Weeks in further detail.

Clarify, Organize, Reflect, Examine = CORE


First week: How does what we think about population shape our expectations?


Fourth week: How people use demography as a systematic study to determine population characteristics: The Great Population Debate.
Fifth week: Fertility as the reason populations grow as they do?
Sixth week:
Reports on your data sets and nations. Think about and describe what sort of limitations on family size exist according to McKibben.

October 11-14 Fall Break, no class.


Seventh week: Margaret Sangar & public health in addressing the synergy of mechanisms that act as a means of decreasing populations; the examples from China.

migration• Eight-Ninth weeks - reports: The roles of migration, dynamics and density in creating a population profile.

• Tenth week Was it too many people or too few resources that sparked these migrations? Garrett Hardin: Understanding Hardin's perspectives.

Europe's urban growth rates as examples of growth rates, density and migration.

Evaluate & Examine

Eleventh week: The new industrialism and the power of synergy among emergent properties affecting density, labor, family size, income, a rents.

Twelfth week: Three revolutions driving the present conditions as revealed by comparing the Human development index, HDI, with the Physical quality of life index, PQLI, and the social progress index among other competing measures of socioeconomic transformation.

Thirteenth & fourteenth weeks: What did you learn and how does gender matter? A look at India again in the light of Hardin's & McKibben's arguments by the class reporting on their nations in relation to these arguments concerning population & consumption.

Extraordinary Outcomes for student performance

Students will be able to describe verbally and in writing the defining characteristics of the different examples of organization of concepts for population, land, labor, and wealth as these are influenced by demographic change.

Students will verbally and in writing list and describe factors that are identified as demographic data to explain economic conceptions, such as development theory, the demographic transition theory, "laissez faire," monopoly as opposed to socialism, & social stratification.

The Crucial Value of Ecology In Your Education.

Engaged participants will demonstrate in writing and verbally data sets to analyze specific demographic conditions that respond to impacts from the economy such as the cyclical periods of depression and recessions on family formation, mortality rates, fertility, and per capita income measures and other social arrangements.



canUsing population profiles to see changes

A history of population change

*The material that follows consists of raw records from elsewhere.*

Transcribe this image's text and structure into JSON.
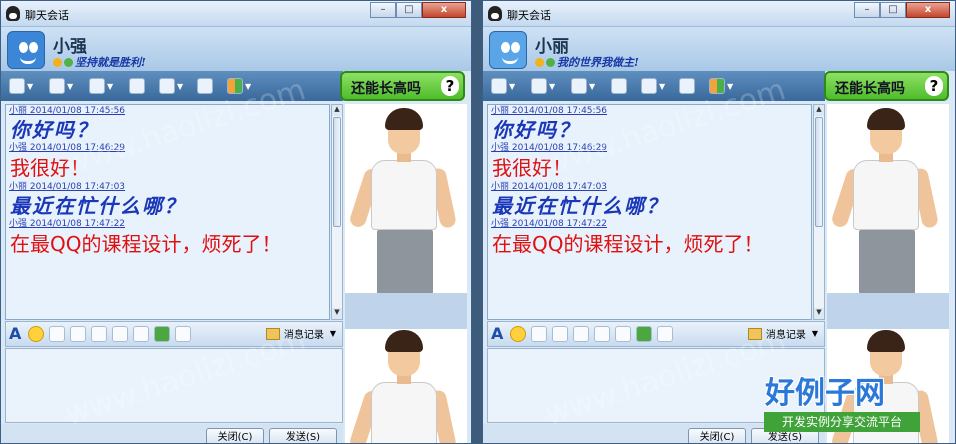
{
  "windows": [
    {
      "title": "聊天会话",
      "contact_name": "小强",
      "signature": "坚持就是胜利!",
      "ad_text": "还能长高吗",
      "ad_q": "?",
      "messages": [
        {
          "meta": "小丽  2014/01/08 17:45:56",
          "text": "你好吗？",
          "style": "italic"
        },
        {
          "meta": "小强  2014/01/08 17:46:29",
          "text": "我很好！",
          "style": "red"
        },
        {
          "meta": "小丽  2014/01/08 17:47:03",
          "text": "最近在忙什么哪？",
          "style": "italic"
        },
        {
          "meta": "小强  2014/01/08 17:47:22",
          "text": "在最QQ的课程设计，烦死了！",
          "style": "red"
        }
      ],
      "history_label": "消息记录",
      "close_label": "关闭(C)",
      "send_label": "发送(S)"
    },
    {
      "title": "聊天会话",
      "contact_name": "小丽",
      "signature": "我的世界我做主!",
      "ad_text": "还能长高吗",
      "ad_q": "?",
      "messages": [
        {
          "meta": "小丽  2014/01/08 17:45:56",
          "text": "你好吗？",
          "style": "italic"
        },
        {
          "meta": "小强  2014/01/08 17:46:29",
          "text": "我很好！",
          "style": "red"
        },
        {
          "meta": "小丽  2014/01/08 17:47:03",
          "text": "最近在忙什么哪？",
          "style": "italic"
        },
        {
          "meta": "小强  2014/01/08 17:47:22",
          "text": "在最QQ的课程设计，烦死了！",
          "style": "red"
        }
      ],
      "history_label": "消息记录",
      "close_label": "关闭(C)",
      "send_label": "发送(S)"
    }
  ],
  "window_buttons": {
    "min": "–",
    "max": "□",
    "close": "x"
  },
  "watermark": {
    "text": "www.haolizi.com",
    "brand_big": "好例子网",
    "brand_small": "开发实例分享交流平台"
  },
  "colors": {
    "italic_msg": "#1a37b8",
    "red_msg": "#e01010",
    "ad_bg": "#4ebd2b"
  }
}
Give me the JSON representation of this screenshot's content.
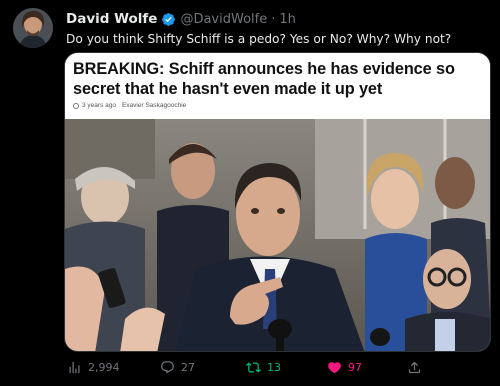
{
  "author": {
    "display_name": "David Wolfe",
    "handle": "@DavidWolfe",
    "separator": "·",
    "time": "1h",
    "verified": true
  },
  "tweet": {
    "text": "Do you think Shifty Schiff is a pedo? Yes or No? Why? Why not?"
  },
  "media": {
    "headline_line1": "BREAKING: Schiff announces he has evidence so",
    "headline_line2": "secret that he hasn't even made it up yet",
    "meta_age": "3 years ago",
    "meta_author": "Exavier Saskagoochie"
  },
  "actions": {
    "views": "2,994",
    "replies": "27",
    "retweets": "13",
    "likes": "97"
  },
  "colors": {
    "background": "#000000",
    "text": "#e7e9ea",
    "muted": "#71767b",
    "verified": "#1d9bf0",
    "retweet_active": "#00ba7c",
    "like_active": "#f91880"
  },
  "icons": [
    "verified-badge-icon",
    "views-icon",
    "reply-icon",
    "retweet-icon",
    "like-icon",
    "share-icon",
    "clock-icon"
  ]
}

What's behind the arguments? with Dr. Joel Cohen

Population formula

Impact formula

Ecological Footprint

fertility or natality
mortality as opposed to morbidity
total fertility rate
infant mortality rate
life expectancy
population pyramids
social stratification
per capita
per capita income
density dependent disease

What is human population's and consumption's impacts on people based on all of the authors when compared and contrasted with the data you collected in the 12 or more nations selected? }

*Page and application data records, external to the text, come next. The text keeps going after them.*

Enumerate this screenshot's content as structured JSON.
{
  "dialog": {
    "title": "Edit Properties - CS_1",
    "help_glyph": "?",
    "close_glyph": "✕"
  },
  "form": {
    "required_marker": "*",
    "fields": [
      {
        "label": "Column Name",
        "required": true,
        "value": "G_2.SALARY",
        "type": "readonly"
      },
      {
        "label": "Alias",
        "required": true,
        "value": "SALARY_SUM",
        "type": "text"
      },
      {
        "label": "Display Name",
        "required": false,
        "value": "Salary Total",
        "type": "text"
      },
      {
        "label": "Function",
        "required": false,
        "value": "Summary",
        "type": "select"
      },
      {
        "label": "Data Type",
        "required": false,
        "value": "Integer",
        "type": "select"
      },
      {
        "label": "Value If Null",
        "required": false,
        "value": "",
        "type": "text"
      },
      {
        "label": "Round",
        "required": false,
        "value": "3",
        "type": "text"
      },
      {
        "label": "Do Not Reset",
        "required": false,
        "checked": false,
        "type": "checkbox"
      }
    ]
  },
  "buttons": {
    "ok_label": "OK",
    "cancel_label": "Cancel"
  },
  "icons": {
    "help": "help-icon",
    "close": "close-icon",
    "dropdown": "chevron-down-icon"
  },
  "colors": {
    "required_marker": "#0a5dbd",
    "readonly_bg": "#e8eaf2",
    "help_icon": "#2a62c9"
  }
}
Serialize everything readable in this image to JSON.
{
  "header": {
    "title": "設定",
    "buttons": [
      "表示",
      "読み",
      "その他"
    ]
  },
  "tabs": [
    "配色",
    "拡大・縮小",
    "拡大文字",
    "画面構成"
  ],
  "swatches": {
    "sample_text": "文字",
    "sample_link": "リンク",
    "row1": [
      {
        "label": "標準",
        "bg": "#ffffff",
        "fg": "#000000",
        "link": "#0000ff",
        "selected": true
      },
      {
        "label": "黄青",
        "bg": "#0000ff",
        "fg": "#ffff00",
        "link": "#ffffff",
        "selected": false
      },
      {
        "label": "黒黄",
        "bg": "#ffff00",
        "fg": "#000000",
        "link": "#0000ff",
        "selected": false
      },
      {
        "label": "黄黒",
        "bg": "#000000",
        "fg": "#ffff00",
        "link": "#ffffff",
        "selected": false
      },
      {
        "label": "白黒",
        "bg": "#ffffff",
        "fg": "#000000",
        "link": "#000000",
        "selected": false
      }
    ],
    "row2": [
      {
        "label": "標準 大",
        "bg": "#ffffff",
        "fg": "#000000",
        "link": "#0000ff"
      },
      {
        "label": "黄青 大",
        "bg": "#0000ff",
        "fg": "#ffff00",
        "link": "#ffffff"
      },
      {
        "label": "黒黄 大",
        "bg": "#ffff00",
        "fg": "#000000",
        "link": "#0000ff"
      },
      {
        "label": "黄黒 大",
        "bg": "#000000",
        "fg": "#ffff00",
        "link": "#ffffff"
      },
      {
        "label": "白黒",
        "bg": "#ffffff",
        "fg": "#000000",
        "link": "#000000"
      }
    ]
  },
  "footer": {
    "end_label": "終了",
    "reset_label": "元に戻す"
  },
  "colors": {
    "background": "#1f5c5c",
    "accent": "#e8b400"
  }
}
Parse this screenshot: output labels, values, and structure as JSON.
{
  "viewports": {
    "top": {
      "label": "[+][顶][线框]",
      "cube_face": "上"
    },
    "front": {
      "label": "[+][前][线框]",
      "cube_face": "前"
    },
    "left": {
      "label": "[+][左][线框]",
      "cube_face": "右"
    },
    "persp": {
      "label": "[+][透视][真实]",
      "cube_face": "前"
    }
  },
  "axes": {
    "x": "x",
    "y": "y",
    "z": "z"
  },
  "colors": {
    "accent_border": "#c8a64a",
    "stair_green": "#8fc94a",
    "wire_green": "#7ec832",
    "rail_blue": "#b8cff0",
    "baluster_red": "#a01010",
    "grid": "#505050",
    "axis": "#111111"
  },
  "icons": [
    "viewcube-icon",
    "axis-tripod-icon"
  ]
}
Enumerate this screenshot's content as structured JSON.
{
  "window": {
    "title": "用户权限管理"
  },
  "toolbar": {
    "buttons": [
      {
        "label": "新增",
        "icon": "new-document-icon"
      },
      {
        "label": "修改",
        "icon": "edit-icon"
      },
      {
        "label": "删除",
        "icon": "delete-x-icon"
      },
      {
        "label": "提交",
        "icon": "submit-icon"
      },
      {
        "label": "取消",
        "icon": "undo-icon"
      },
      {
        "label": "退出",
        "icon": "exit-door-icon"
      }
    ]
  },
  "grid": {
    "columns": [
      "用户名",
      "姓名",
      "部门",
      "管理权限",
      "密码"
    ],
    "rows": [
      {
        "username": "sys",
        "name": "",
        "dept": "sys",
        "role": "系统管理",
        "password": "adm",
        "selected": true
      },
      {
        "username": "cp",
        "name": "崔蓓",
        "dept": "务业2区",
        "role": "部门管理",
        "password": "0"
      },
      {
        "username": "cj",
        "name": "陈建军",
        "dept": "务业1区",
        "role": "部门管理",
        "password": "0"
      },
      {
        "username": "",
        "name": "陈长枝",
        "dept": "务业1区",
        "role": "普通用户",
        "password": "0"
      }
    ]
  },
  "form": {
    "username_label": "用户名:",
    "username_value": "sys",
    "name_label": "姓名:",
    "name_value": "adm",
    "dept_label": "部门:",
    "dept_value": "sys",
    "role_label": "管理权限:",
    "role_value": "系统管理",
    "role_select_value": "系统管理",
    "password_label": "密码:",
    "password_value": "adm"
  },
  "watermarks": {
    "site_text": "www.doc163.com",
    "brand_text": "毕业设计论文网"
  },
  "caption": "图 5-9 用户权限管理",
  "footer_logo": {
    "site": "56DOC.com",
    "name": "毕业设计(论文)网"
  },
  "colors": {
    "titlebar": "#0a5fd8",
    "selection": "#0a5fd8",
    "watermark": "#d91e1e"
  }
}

final essay: minimally 8 pages excluding the footnotes, or endnotes and bibliography; with a data table, bullet points, and summary

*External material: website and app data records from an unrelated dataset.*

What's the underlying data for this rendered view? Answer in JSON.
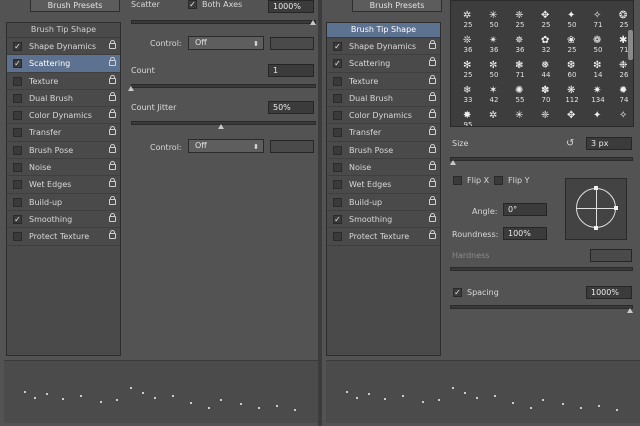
{
  "left": {
    "presets_button": "Brush Presets",
    "list_header": "Brush Tip Shape",
    "items": [
      {
        "label": "Shape Dynamics",
        "checked": true,
        "selected": false
      },
      {
        "label": "Scattering",
        "checked": true,
        "selected": true
      },
      {
        "label": "Texture",
        "checked": false,
        "selected": false
      },
      {
        "label": "Dual Brush",
        "checked": false,
        "selected": false
      },
      {
        "label": "Color Dynamics",
        "checked": false,
        "selected": false
      },
      {
        "label": "Transfer",
        "checked": false,
        "selected": false
      },
      {
        "label": "Brush Pose",
        "checked": false,
        "selected": false
      },
      {
        "label": "Noise",
        "checked": false,
        "selected": false
      },
      {
        "label": "Wet Edges",
        "checked": false,
        "selected": false
      },
      {
        "label": "Build-up",
        "checked": false,
        "selected": false
      },
      {
        "label": "Smoothing",
        "checked": true,
        "selected": false
      },
      {
        "label": "Protect Texture",
        "checked": false,
        "selected": false
      }
    ],
    "scatter": {
      "label": "Scatter",
      "both_axes": "Both Axes",
      "value": "1000%"
    },
    "control1": {
      "label": "Control:",
      "value": "Off"
    },
    "count": {
      "label": "Count",
      "value": "1"
    },
    "count_jitter": {
      "label": "Count Jitter",
      "value": "50%"
    },
    "control2": {
      "label": "Control:",
      "value": "Off"
    }
  },
  "right": {
    "presets_button": "Brush Presets",
    "list_header": "Brush Tip Shape",
    "items": [
      {
        "label": "Shape Dynamics",
        "checked": true,
        "selected": false
      },
      {
        "label": "Scattering",
        "checked": true,
        "selected": false
      },
      {
        "label": "Texture",
        "checked": false,
        "selected": false
      },
      {
        "label": "Dual Brush",
        "checked": false,
        "selected": false
      },
      {
        "label": "Color Dynamics",
        "checked": false,
        "selected": false
      },
      {
        "label": "Transfer",
        "checked": false,
        "selected": false
      },
      {
        "label": "Brush Pose",
        "checked": false,
        "selected": false
      },
      {
        "label": "Noise",
        "checked": false,
        "selected": false
      },
      {
        "label": "Wet Edges",
        "checked": false,
        "selected": false
      },
      {
        "label": "Build-up",
        "checked": false,
        "selected": false
      },
      {
        "label": "Smoothing",
        "checked": true,
        "selected": false
      },
      {
        "label": "Protect Texture",
        "checked": false,
        "selected": false
      }
    ],
    "brush_numbers": [
      "25",
      "50",
      "25",
      "25",
      "50",
      "71",
      "25",
      "36",
      "36",
      "36",
      "32",
      "25",
      "50",
      "71",
      "25",
      "50",
      "71",
      "44",
      "60",
      "14",
      "26",
      "33",
      "42",
      "55",
      "70",
      "112",
      "134",
      "74",
      "95"
    ],
    "size": {
      "label": "Size",
      "value": "3 px"
    },
    "flip_x": "Flip X",
    "flip_y": "Flip Y",
    "angle": {
      "label": "Angle:",
      "value": "0°"
    },
    "roundness": {
      "label": "Roundness:",
      "value": "100%"
    },
    "hardness": {
      "label": "Hardness"
    },
    "spacing": {
      "label": "Spacing",
      "value": "1000%"
    }
  }
}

A summary of which you post to wiki { You verbally explain your research & analysis findings at the final exam.

You verbally present that summary at the final exam hour to the class.     

The final exam is a post-test and a four minute verbal presentation of the essay's summary findings presented to the class. The 8 page essay is redrafted and due then on that day.   

12/9,      Tuesday,  Final Exam 2-4 PM. You stay for the entire 2 hours.

Thucydides, The Peloponnesian War Book II; Chapter 7, an account of the plague of Athens. MIT classics.
Urbanization in Europe.
A world wide database of user contributed facts.